By identifying all the plants in the area allows the exotic (non indigenous) plants to be identified as well as the indigenous plants which in return allows removal of these exotics and prevention of planting of these exotics to help maintain the correct biodiversity.
It is proposed that via group outings and individual member sessions plants will be identified in selected areas. Plants to be identified shall include native trees, shrubs, herbs and grasses and shall include exotic plants found in the area. The information collected shall be listed on field sheets along with photographs of the plant and then transferred to a database so that we can maintain a centralised record of our findings. Photographing the plant is important in allowing plant identification away from the site and to give other members a visual account of the plant. For those members who do not have a camera we have purchased a camera for members use on this project.

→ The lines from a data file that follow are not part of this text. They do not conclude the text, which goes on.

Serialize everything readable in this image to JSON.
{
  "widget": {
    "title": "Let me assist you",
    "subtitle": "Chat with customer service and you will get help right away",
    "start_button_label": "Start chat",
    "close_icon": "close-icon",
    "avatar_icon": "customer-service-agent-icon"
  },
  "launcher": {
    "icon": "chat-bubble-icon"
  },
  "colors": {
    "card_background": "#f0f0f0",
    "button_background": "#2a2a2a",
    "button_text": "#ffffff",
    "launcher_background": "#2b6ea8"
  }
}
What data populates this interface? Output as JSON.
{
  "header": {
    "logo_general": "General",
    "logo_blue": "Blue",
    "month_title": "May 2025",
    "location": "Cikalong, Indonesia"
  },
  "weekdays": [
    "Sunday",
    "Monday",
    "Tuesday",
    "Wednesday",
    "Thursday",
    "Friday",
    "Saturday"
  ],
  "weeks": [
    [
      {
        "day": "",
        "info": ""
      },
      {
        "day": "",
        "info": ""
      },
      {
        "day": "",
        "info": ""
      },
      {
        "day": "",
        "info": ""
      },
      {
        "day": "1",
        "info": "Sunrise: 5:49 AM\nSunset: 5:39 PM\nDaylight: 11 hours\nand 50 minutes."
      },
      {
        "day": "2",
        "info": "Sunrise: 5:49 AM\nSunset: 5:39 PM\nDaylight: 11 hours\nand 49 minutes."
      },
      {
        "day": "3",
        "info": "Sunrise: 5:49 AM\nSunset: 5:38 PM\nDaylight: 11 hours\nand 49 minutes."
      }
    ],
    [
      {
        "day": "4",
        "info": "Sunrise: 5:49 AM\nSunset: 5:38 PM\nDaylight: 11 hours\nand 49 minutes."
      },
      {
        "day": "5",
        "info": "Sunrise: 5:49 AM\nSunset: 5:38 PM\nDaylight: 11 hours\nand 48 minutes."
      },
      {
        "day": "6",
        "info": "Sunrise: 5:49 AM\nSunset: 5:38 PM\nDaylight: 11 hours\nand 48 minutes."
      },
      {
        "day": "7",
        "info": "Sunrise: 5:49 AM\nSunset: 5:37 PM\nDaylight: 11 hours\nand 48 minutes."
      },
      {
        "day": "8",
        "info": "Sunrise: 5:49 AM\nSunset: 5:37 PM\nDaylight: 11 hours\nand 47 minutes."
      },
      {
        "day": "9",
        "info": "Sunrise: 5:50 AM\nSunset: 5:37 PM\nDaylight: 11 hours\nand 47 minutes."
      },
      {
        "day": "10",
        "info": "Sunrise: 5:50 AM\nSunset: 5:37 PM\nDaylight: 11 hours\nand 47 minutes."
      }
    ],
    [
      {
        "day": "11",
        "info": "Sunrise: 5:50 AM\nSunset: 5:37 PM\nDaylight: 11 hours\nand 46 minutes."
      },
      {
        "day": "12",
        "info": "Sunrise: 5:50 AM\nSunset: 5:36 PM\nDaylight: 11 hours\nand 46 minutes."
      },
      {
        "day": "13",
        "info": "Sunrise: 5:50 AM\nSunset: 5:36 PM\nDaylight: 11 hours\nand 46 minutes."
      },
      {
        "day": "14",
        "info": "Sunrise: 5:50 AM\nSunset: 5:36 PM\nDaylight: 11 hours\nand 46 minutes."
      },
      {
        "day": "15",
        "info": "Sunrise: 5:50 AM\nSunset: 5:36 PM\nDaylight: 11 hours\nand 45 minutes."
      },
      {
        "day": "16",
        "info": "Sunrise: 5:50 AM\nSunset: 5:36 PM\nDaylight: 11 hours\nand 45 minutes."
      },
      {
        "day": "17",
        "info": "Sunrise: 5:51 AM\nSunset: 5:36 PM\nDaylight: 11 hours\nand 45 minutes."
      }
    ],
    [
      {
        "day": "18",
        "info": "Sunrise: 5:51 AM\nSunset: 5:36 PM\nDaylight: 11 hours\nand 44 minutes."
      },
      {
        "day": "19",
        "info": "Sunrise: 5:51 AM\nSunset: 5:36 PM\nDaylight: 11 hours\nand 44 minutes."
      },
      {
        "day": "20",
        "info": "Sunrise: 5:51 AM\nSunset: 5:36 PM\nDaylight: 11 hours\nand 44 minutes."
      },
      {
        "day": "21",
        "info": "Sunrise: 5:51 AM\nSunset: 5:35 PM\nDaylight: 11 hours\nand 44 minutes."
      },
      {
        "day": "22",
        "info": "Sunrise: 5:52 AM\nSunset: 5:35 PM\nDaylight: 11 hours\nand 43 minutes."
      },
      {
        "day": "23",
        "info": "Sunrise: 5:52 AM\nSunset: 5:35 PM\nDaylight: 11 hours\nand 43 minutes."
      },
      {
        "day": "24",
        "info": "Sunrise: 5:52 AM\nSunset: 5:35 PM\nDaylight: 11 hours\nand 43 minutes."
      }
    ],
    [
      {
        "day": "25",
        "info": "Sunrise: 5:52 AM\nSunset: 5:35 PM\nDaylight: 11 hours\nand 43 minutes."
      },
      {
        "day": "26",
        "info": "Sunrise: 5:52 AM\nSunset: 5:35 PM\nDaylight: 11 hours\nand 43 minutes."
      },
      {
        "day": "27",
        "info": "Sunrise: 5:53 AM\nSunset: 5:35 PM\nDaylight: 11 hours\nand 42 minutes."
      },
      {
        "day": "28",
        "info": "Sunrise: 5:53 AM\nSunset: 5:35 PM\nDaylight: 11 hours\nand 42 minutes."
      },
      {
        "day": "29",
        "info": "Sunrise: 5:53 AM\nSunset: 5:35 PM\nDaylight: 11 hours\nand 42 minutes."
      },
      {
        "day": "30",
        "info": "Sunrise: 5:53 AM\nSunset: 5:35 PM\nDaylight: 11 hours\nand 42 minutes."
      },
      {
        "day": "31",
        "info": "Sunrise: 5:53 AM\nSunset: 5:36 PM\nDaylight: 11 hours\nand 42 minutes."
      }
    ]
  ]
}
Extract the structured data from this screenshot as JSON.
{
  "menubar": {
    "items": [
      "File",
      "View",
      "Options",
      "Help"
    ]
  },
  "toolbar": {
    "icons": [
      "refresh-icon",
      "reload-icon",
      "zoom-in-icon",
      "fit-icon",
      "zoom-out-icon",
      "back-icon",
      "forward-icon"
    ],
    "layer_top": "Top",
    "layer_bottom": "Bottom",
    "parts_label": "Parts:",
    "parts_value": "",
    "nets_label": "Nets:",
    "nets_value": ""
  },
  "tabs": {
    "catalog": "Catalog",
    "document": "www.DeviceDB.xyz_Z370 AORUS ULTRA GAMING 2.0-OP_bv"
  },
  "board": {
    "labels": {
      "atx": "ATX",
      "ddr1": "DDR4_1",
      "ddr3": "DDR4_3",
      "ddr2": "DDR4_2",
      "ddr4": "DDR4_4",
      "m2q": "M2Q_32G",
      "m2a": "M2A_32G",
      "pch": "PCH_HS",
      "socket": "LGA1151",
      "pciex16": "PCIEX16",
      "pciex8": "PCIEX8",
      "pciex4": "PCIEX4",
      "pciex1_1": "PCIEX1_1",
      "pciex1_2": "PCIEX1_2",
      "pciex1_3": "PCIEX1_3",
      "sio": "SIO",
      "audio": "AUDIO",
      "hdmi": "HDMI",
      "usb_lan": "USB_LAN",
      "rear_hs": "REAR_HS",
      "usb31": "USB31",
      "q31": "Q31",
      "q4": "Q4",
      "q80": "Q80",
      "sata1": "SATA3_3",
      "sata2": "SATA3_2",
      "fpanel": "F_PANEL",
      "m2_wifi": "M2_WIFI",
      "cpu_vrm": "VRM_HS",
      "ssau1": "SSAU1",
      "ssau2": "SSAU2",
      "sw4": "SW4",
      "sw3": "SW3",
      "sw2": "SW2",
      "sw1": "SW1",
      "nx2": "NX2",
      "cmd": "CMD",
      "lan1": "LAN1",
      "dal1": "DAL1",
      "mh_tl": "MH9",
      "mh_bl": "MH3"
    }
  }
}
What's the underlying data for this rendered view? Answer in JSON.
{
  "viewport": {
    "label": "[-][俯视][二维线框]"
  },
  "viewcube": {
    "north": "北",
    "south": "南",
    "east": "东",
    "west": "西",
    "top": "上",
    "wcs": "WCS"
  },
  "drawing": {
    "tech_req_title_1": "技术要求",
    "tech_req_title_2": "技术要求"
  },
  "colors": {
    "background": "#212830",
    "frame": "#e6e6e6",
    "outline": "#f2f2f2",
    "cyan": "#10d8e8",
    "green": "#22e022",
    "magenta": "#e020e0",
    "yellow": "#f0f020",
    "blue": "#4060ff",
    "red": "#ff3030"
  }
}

Anyone can join in the project. You do not need to be a botanist or even be able to identify one species of plant. There are people in the group and resources available outside the group who can assist in identify the plants in the area. But by joining in you will be able to learn how to identify plants and learn the identity of the plants in the area.
Ecological Vegetation Class (EVC) is the term used for identifying an area based upon the types and species of plants found in that area. The EVC’s are the basic mapping units used for biodiversity planning and conservation assessment by the DSE throughout Victoria.
This is a simplified explanation of an EVC. There are many other factors such as plant formation, density, soil conditions, geographical aspects, etc. which are also used in establishing the EVC for an area.
For those interested in further information on EVC’s visit the DSE website www.dse.vic.gov.au/.../ecological-vegetation-class and follow the link to EVC.
The DSE have allocated EVC’s to our area however due to limited resources have only been able to do this on a broad scale basis. We aim to break the Binginwarri area into smaller scale areas to reflect a more accurate indication of the area EVC’s.
EVC’s shall be allocated based upon the field results mentioned above. This allocation will be made by either members in the group or utilising persons briefed in EVC allocation from outside the group as the need dictates.
This may all sound rather technical but again it is an educational tool which members can choose to be involved in or not.
Fauna Identification and Distribution.
In this aspect of the project we aim to identify the types of fauna which live in our area including defining the areas they habit and the density of population in that area.
A lot of this can be done by day to day observation by individual members. It can also be done during group outings such as Walk, Talk and Gawk outings and our bird day outings.
For night sightings and to record the less obvious fauna we have purchased 4 motion sensor cameras. These cameras will trigger when they sense motion in front of them and are also capable of taking photographs in the dark.
The cameras can be set up at suitable locations to record activities of fauna, particularly those which are nocturnal or not usually observed when humans are present. We will hopefully find animals which we do not know are or rarely seen in the area.
They can also be used to monitor particular aspects such as;
From these findings we can establish a database of;
This information along with the plant distribution in the area can be used to assist in maintaining areas for our indigenous fauna and by continual monitoring over a period of years will show any trend in changes to fauna population and habit. This will allow necessary action to be instigated to ensure the continuance of a balanced biodiversity in our area.
Although the grant issued was for a 12 month project it is the Groups intention to continue this programme over the forthcoming years to build up a comprehensive database which can be used as a reference base for the Binginwarri area biodiversity.
Refer to our Events Calendar on this website for future group outings associated with this project.
Any queries relating to this project should be directed to either of the following;
Kaye Proudley 5185 1398 firstname.lastname@example.org
John McClumpha 5185 1455 email@example.com